The rule will also strengthen the IRS’s compliance with regulations that require federal contracts to be awarded only to responsible entities. Contractor tax liability is a serious problem. For many years, POGO has informed the public of the risks posed by contractors who owe taxes, including contractors who work for the IRS. Tax-delinquent contractors not only deprive the government of revenue (the federal corporate tax gap is estimated to be between $35 billion and $44 billion), they are more likely to perform poorly while maintaining an unfair advantage over competitors who meet their tax obligations.
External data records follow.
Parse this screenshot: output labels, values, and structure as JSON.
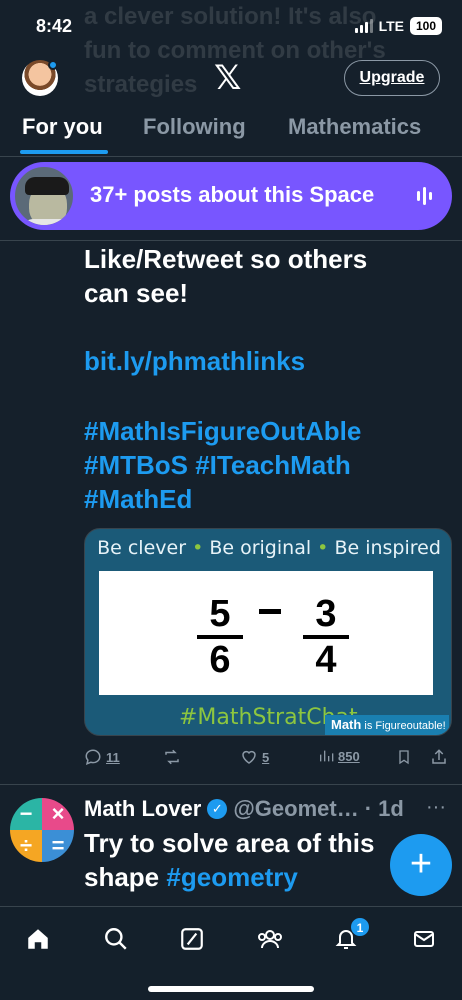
{
  "status": {
    "time": "8:42",
    "network": "LTE",
    "battery": "100"
  },
  "background_ghost_text": "a clever solution! It's also fun to comment on other's strategies",
  "header": {
    "logo": "𝕏",
    "upgrade_label": "Upgrade"
  },
  "tabs": [
    {
      "label": "For you",
      "active": true
    },
    {
      "label": "Following",
      "active": false
    },
    {
      "label": "Mathematics",
      "active": false
    }
  ],
  "space_banner": {
    "label": "37+ posts about this Space",
    "color": "#7856ff"
  },
  "tweet1": {
    "line1": "Like/Retweet so others",
    "line2": "can see!",
    "link": "bit.ly/phmathlinks",
    "hashtags_line1": "#MathIsFigureOutAble",
    "hashtags_line2": "#MTBoS #ITeachMath",
    "hashtags_line3": "#MathEd",
    "media": {
      "tagline_1": "Be clever",
      "tagline_sep": "•",
      "tagline_2": "Be original",
      "tagline_3": "Be inspired",
      "fraction_a_num": "5",
      "fraction_a_den": "6",
      "operator": "–",
      "fraction_b_num": "3",
      "fraction_b_den": "4",
      "hashtag": "#MathStratChat",
      "brand_bold": "Math",
      "brand_rest": "is Figureoutable!™"
    },
    "actions": {
      "replies": "11",
      "likes": "5",
      "views": "850"
    }
  },
  "tweet2": {
    "name": "Math Lover",
    "handle": "@Geomet…",
    "time": "· 1d",
    "text_line1": "Try to solve area of this",
    "text_line2_plain": "shape",
    "text_line2_tag": "#geometry"
  },
  "nav": {
    "items": [
      "home-icon",
      "search-icon",
      "grok-icon",
      "communities-icon",
      "notifications-icon",
      "messages-icon"
    ],
    "notification_count": "1"
  },
  "colors": {
    "accent": "#1d9bf0",
    "background": "#15202b",
    "space": "#7856ff"
  }
}
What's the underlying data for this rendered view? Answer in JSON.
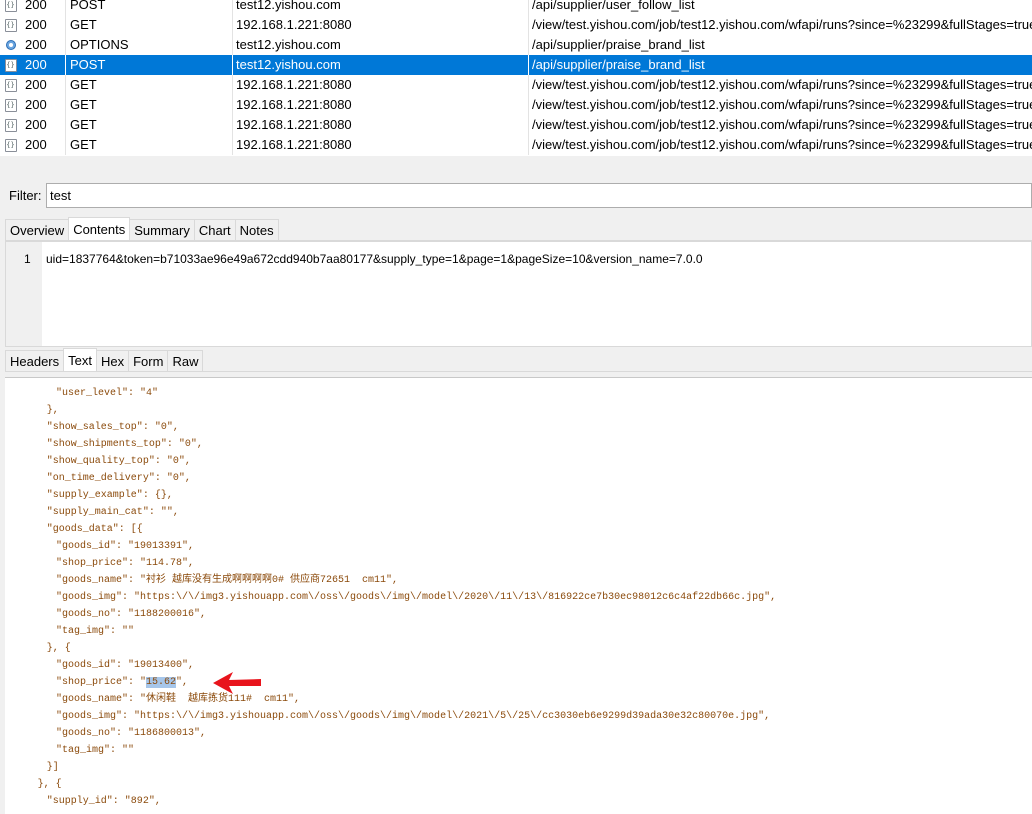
{
  "requests": [
    {
      "icon": "json",
      "status": "200",
      "method": "POST",
      "host": "test12.yishou.com",
      "url": "/api/supplier/user_follow_list",
      "selected": false
    },
    {
      "icon": "json",
      "status": "200",
      "method": "GET",
      "host": "192.168.1.221:8080",
      "url": "/view/test.yishou.com/job/test12.yishou.com/wfapi/runs?since=%23299&fullStages=true",
      "selected": false
    },
    {
      "icon": "options",
      "status": "200",
      "method": "OPTIONS",
      "host": "test12.yishou.com",
      "url": "/api/supplier/praise_brand_list",
      "selected": false
    },
    {
      "icon": "json",
      "status": "200",
      "method": "POST",
      "host": "test12.yishou.com",
      "url": "/api/supplier/praise_brand_list",
      "selected": true
    },
    {
      "icon": "json",
      "status": "200",
      "method": "GET",
      "host": "192.168.1.221:8080",
      "url": "/view/test.yishou.com/job/test12.yishou.com/wfapi/runs?since=%23299&fullStages=true",
      "selected": false
    },
    {
      "icon": "json",
      "status": "200",
      "method": "GET",
      "host": "192.168.1.221:8080",
      "url": "/view/test.yishou.com/job/test12.yishou.com/wfapi/runs?since=%23299&fullStages=true",
      "selected": false
    },
    {
      "icon": "json",
      "status": "200",
      "method": "GET",
      "host": "192.168.1.221:8080",
      "url": "/view/test.yishou.com/job/test12.yishou.com/wfapi/runs?since=%23299&fullStages=true",
      "selected": false
    },
    {
      "icon": "json",
      "status": "200",
      "method": "GET",
      "host": "192.168.1.221:8080",
      "url": "/view/test.yishou.com/job/test12.yishou.com/wfapi/runs?since=%23299&fullStages=true",
      "selected": false
    }
  ],
  "filter": {
    "label": "Filter:",
    "value": "test"
  },
  "top_tabs": [
    {
      "label": "Overview",
      "active": false
    },
    {
      "label": "Contents",
      "active": true
    },
    {
      "label": "Summary",
      "active": false
    },
    {
      "label": "Chart",
      "active": false
    },
    {
      "label": "Notes",
      "active": false
    }
  ],
  "request_body": {
    "line_number": "1",
    "text": "uid=1837764&token=b71033ae96e49a672cdd940b7aa80177&supply_type=1&page=1&pageSize=10&version_name=7.0.0"
  },
  "bottom_tabs": [
    {
      "label": "Headers",
      "active": false
    },
    {
      "label": "Text",
      "active": true
    },
    {
      "label": "Hex",
      "active": false
    },
    {
      "label": "Form",
      "active": false
    },
    {
      "label": "Raw",
      "active": false
    }
  ],
  "json_lines": [
    {
      "indent": 5,
      "text": "\"user_level\": \"4\""
    },
    {
      "indent": 4,
      "text": "},"
    },
    {
      "indent": 4,
      "text": "\"show_sales_top\": \"0\","
    },
    {
      "indent": 4,
      "text": "\"show_shipments_top\": \"0\","
    },
    {
      "indent": 4,
      "text": "\"show_quality_top\": \"0\","
    },
    {
      "indent": 4,
      "text": "\"on_time_delivery\": \"0\","
    },
    {
      "indent": 4,
      "text": "\"supply_example\": {},"
    },
    {
      "indent": 4,
      "text": "\"supply_main_cat\": \"\","
    },
    {
      "indent": 4,
      "text": "\"goods_data\": [{"
    },
    {
      "indent": 5,
      "text": "\"goods_id\": \"19013391\","
    },
    {
      "indent": 5,
      "text": "\"shop_price\": \"114.78\","
    },
    {
      "indent": 5,
      "text": "\"goods_name\": \"衬衫 越库没有生成啊啊啊啊0# 供应商72651  cm11\","
    },
    {
      "indent": 5,
      "text": "\"goods_img\": \"https:\\/\\/img3.yishouapp.com\\/oss\\/goods\\/img\\/model\\/2020\\/11\\/13\\/816922ce7b30ec98012c6c4af22db66c.jpg\","
    },
    {
      "indent": 5,
      "text": "\"goods_no\": \"1188200016\","
    },
    {
      "indent": 5,
      "text": "\"tag_img\": \"\""
    },
    {
      "indent": 4,
      "text": "}, {"
    },
    {
      "indent": 5,
      "text": "\"goods_id\": \"19013400\","
    },
    {
      "indent": 5,
      "pre": "\"shop_price\": \"",
      "hl": "15.62",
      "post": "\","
    },
    {
      "indent": 5,
      "text": "\"goods_name\": \"休闲鞋  越库拣货111#  cm11\","
    },
    {
      "indent": 5,
      "text": "\"goods_img\": \"https:\\/\\/img3.yishouapp.com\\/oss\\/goods\\/img\\/model\\/2021\\/5\\/25\\/cc3030eb6e9299d39ada30e32c80070e.jpg\","
    },
    {
      "indent": 5,
      "text": "\"goods_no\": \"1186800013\","
    },
    {
      "indent": 5,
      "text": "\"tag_img\": \"\""
    },
    {
      "indent": 4,
      "text": "}]"
    },
    {
      "indent": 3,
      "text": "}, {"
    },
    {
      "indent": 4,
      "text": "\"supply_id\": \"892\","
    }
  ],
  "colors": {
    "selection": "#0078d7",
    "json_text": "#8b4a0b",
    "highlight": "#a6c6ea",
    "arrow": "#e8141c"
  }
}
In conclusion, the interim rule will improve the contracting system by making the award process fairer and more efficient. In the long run, the rule will help lessen the occurrence of fraud and waste, improve the quality of goods and services, and help the government recover some of the billions of dollars in unpaid corporate taxes.
If you have any questions, I can be reached at [email protected] or (202) 347-1122.
 Section 744 of Division E of the Consolidated and Further Continuing Appropriations Act, 2015 (Pub. L. 113–235) prohibits the federal government from entering into a contract with “any corporation that has any unpaid Federal tax liability…unless a Federal agency has considered suspension or debarment of the corporation and has made a determination that this further action is not necessary to protect the interests of the Government.”
 FAR Subpart 9.103(a) (“Purchases shall be made from, and contracts shall be awarded to, responsible prospective contractors only.”); FAR Subpart 9.104-1 (“To be determined responsible, a prospective contractor must…have a satisfactory record of integrity and business ethics.”); FAR Subpart 3.1002(a) (“Government contractors must conduct themselves with the highest degree of integrity and honesty.”)
 Project On Government Oversight, “If At First You Don’t Succeed, Try Again…and Again…and Again,” May 7, 2013.
 Project On Government Oversight, “New Report Shows Some IRS Contractors Are Not Paying Their Taxes,” January 13, 2011.
 Internal Revenue Service, Federal Tax Compliance Research: Tax Gap Estimates for Tax Years 2008–2010, May 2016. (Downloaded January 12, 2018)
 Treasury Inspector General for Tax Administration, Federal Guidelines Do Not Prohibit the Awarding of Contracts to Contractors With Delinquent Tax Liabilities, September 28, 2010, p. 4 (“[T]ax indebtedness may indicate serious issues that could jeopardize contract performance.”). (Downloaded January 12, 2018)